Why some people are more prone to anxiety

Why some people are more prone to anxiety
Gene expression of the serotonin transporter gene (SLC6A4) in the right amygdala and vlPFC correlated with anxiety-like behavior in the human intruder test. Credit: Quah et al., JNeurosci 2020

Anxiety-prone people can blame serotonin cleanup proteins gone awry in their amygdala, according to research in marmosets recently published in JNeurosci. Targeting the amygdala with anti-anxiety medication could provide quicker relief.

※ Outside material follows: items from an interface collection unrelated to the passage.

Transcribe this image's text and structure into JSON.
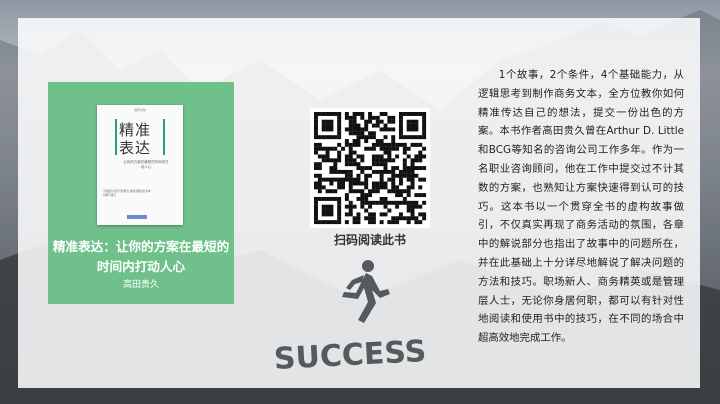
{
  "book": {
    "cover_title_line1": "精准",
    "cover_title_line2": "表达",
    "cover_publisher": "湛庐文化",
    "cover_subtitle": "让你的方案在最短的时间内打动人心",
    "cover_blurb": "全面提升商务写作能力 快速掌握商务文本的撰写技巧",
    "title": "精准表达：让你的方案在最短的时间内打动人心",
    "author": "高田贵久"
  },
  "qr": {
    "label": "扫码阅读此书"
  },
  "badge": {
    "text": "SUCCESS"
  },
  "description": "1个故事，2个条件，4个基础能力，从逻辑思考到制作商务文本，全方位教你如何精准传达自己的想法，提交一份出色的方案。本书作者高田贵久曾在Arthur D. Little和BCG等知名的咨询公司工作多年。作为一名职业咨询顾问，他在工作中提交过不计其数的方案，也熟知让方案快速得到认可的技巧。这本书以一个贯穿全书的虚构故事做引，不仅真实再现了商务活动的氛围，各章中的解说部分也指出了故事中的问题所在，并在此基础上十分详尽地解说了解决问题的方法和技巧。职场新人、商务精英或是管理层人士，无论你身居何职，都可以有针对性地阅读和使用书中的技巧，在不同的场合中超高效地完成工作。",
  "colors": {
    "card": "#6fc08a",
    "accent_green": "#2aa06f",
    "success_gray": "#555a5f"
  }
}
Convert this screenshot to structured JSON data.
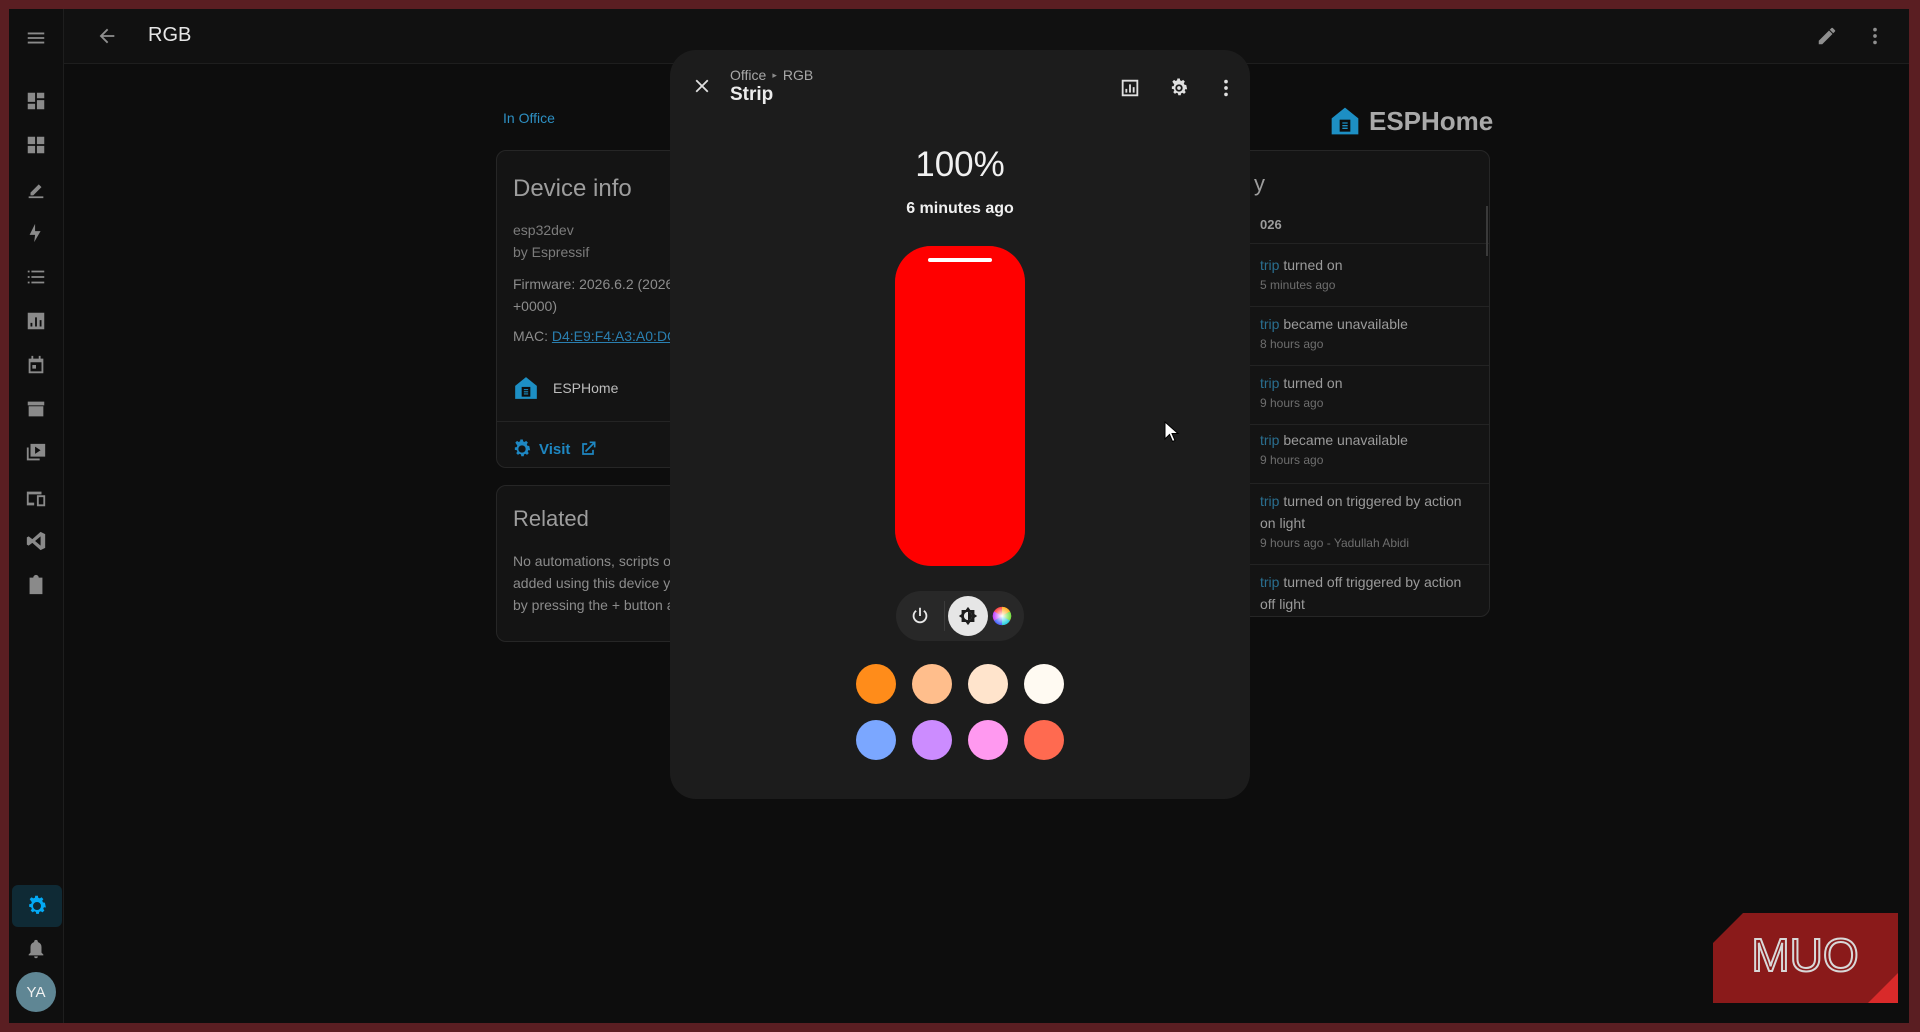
{
  "topbar": {
    "title": "RGB"
  },
  "sidebar": {
    "items": [
      "overview-icon",
      "dashboard-icon",
      "logbook-icon",
      "energy-icon",
      "todo-icon",
      "history-icon",
      "calendar-icon",
      "hacs-icon",
      "media-icon",
      "devices-icon",
      "vscode-icon",
      "clipboard-icon"
    ],
    "avatar_initials": "YA"
  },
  "page": {
    "area_link": "In Office",
    "device_info": {
      "title": "Device info",
      "model": "esp32dev",
      "manufacturer": "by Espressif",
      "firmware": "Firmware: 2026.6.2 (2026",
      "firmware_tz": "+0000)",
      "mac_label": "MAC: ",
      "mac_value": "D4:E9:F4:A3:A0:DC",
      "integration": "ESPHome",
      "visit_label": "Visit"
    },
    "related": {
      "title": "Related",
      "line1": "No automations, scripts o",
      "line2": "added using this device y",
      "line3": "by pressing the + button a"
    },
    "brand": "ESPHome",
    "logbook": {
      "title": "y",
      "date": "026",
      "entries": [
        {
          "entity": "trip",
          "text": " turned on",
          "line2": "",
          "time": "5 minutes ago"
        },
        {
          "entity": "trip",
          "text": " became unavailable",
          "line2": "",
          "time": "8 hours ago"
        },
        {
          "entity": "trip",
          "text": " turned on",
          "line2": "",
          "time": "9 hours ago"
        },
        {
          "entity": "trip",
          "text": " became unavailable",
          "line2": "",
          "time": "9 hours ago"
        },
        {
          "entity": "trip",
          "text": " turned on triggered by action",
          "line2": "on light",
          "time": "9 hours ago - Yadullah Abidi"
        },
        {
          "entity": "trip",
          "text": " turned off triggered by action",
          "line2": "off light",
          "time": ""
        }
      ]
    }
  },
  "dialog": {
    "breadcrumb": [
      "Office",
      "RGB"
    ],
    "title": "Strip",
    "brightness_label": "100%",
    "brightness_value": 100,
    "last_changed": "6 minutes ago",
    "light_color": "#ff0000",
    "modes": [
      "power-icon",
      "brightness-icon",
      "color-wheel-icon"
    ],
    "active_mode": "brightness-icon",
    "favorite_colors": [
      "#ff8c1a",
      "#ffbe8c",
      "#ffe4cc",
      "#fffaf2",
      "#7ba7ff",
      "#cc8cff",
      "#ff99f0",
      "#ff6a50"
    ]
  },
  "watermark": "MUO"
}
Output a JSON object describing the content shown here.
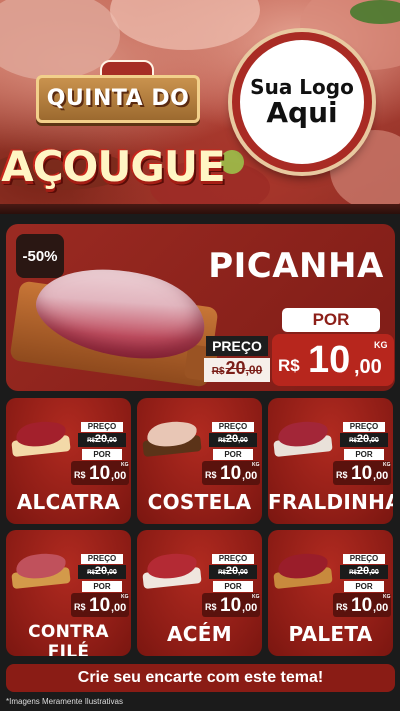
{
  "hero": {
    "title_line1": "QUINTA DO",
    "title_line2": "AÇOUGUE",
    "logo_line1": "Sua Logo",
    "logo_line2": "Aqui"
  },
  "feature": {
    "discount": "-50%",
    "name": "PICANHA",
    "preco_label": "PREÇO",
    "old_currency": "R$",
    "old_int": "20",
    "old_dec": ",00",
    "por_label": "POR",
    "currency": "R$",
    "price_int": "10",
    "price_dec": ",00",
    "unit": "KG"
  },
  "labels": {
    "preco": "PREÇO",
    "por": "POR",
    "currency": "R$",
    "unit": "KG"
  },
  "products": [
    {
      "name": "ALCATRA",
      "old_int": "20",
      "old_dec": ",00",
      "price_int": "10",
      "price_dec": ",00",
      "plate_color": "#f3d9a8",
      "meat_color": "#a3202c"
    },
    {
      "name": "COSTELA",
      "old_int": "20",
      "old_dec": ",00",
      "price_int": "10",
      "price_dec": ",00",
      "plate_color": "#5b3318",
      "meat_color": "#e8c6b5"
    },
    {
      "name": "FRALDINHA",
      "old_int": "20",
      "old_dec": ",00",
      "price_int": "10",
      "price_dec": ",00",
      "plate_color": "#e9e1d9",
      "meat_color": "#a32638"
    },
    {
      "name": "CONTRA FILÉ",
      "old_int": "20",
      "old_dec": ",00",
      "price_int": "10",
      "price_dec": ",00",
      "plate_color": "#d39a4a",
      "meat_color": "#c0515c"
    },
    {
      "name": "ACÉM",
      "old_int": "20",
      "old_dec": ",00",
      "price_int": "10",
      "price_dec": ",00",
      "plate_color": "#efe6de",
      "meat_color": "#b42a34"
    },
    {
      "name": "PALETA",
      "old_int": "20",
      "old_dec": ",00",
      "price_int": "10",
      "price_dec": ",00",
      "plate_color": "#c88a3d",
      "meat_color": "#9a1d2a"
    }
  ],
  "footer": {
    "cta": "Crie seu encarte com este tema!",
    "disclaimer": "*Imagens Meramente Ilustrativas"
  }
}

The same event or set of life circumstances could send one person into the depths of anxiety or despair while leaving another unaffected. This distinction, called trait anxiety, arises from the proteins involved in , a neurotransmitter implicated in anxiety and depression.

Quah et al. measured the level of gene expression for genes encoding serotonin transporters—the protein tasked with cleaning up serotonin after its release—and those encoding receptors in marmosets.

The researchers focused on involved in emotional processing, such as the amygdala and prefrontal cortex. Marmosets with greater had high levels of gene expression for serotonin transporters in their amygdalae.

The research team administered (SSRIs), a common anxiety medication, directly into the amygdalae of anxious marmosets.

This provided immediate symptom relief—an effect that normally takes several weeks to appear if the drug is taken orally.

More information: Trait Anxiety Mediated by Amygdala Serotonin Transporter in the Common Marmoset, JNeurosci (2020).

Journal information: Journal of Neuroscience
Citation: Why some people are more prone to anxiety (2020, May 11) retrieved 26 May 2024 from https://medicalxpress.com/news/2020-05-people-prone-anxiety.html
This document is subject to copyright. Apart from any fair dealing for the purpose of private study or research, no part may be reproduced without the written permission. The content is provided for information purposes only.

Explore further

Imbalance between serotonin and dopamine in social anxiety disorder


Feedback to editors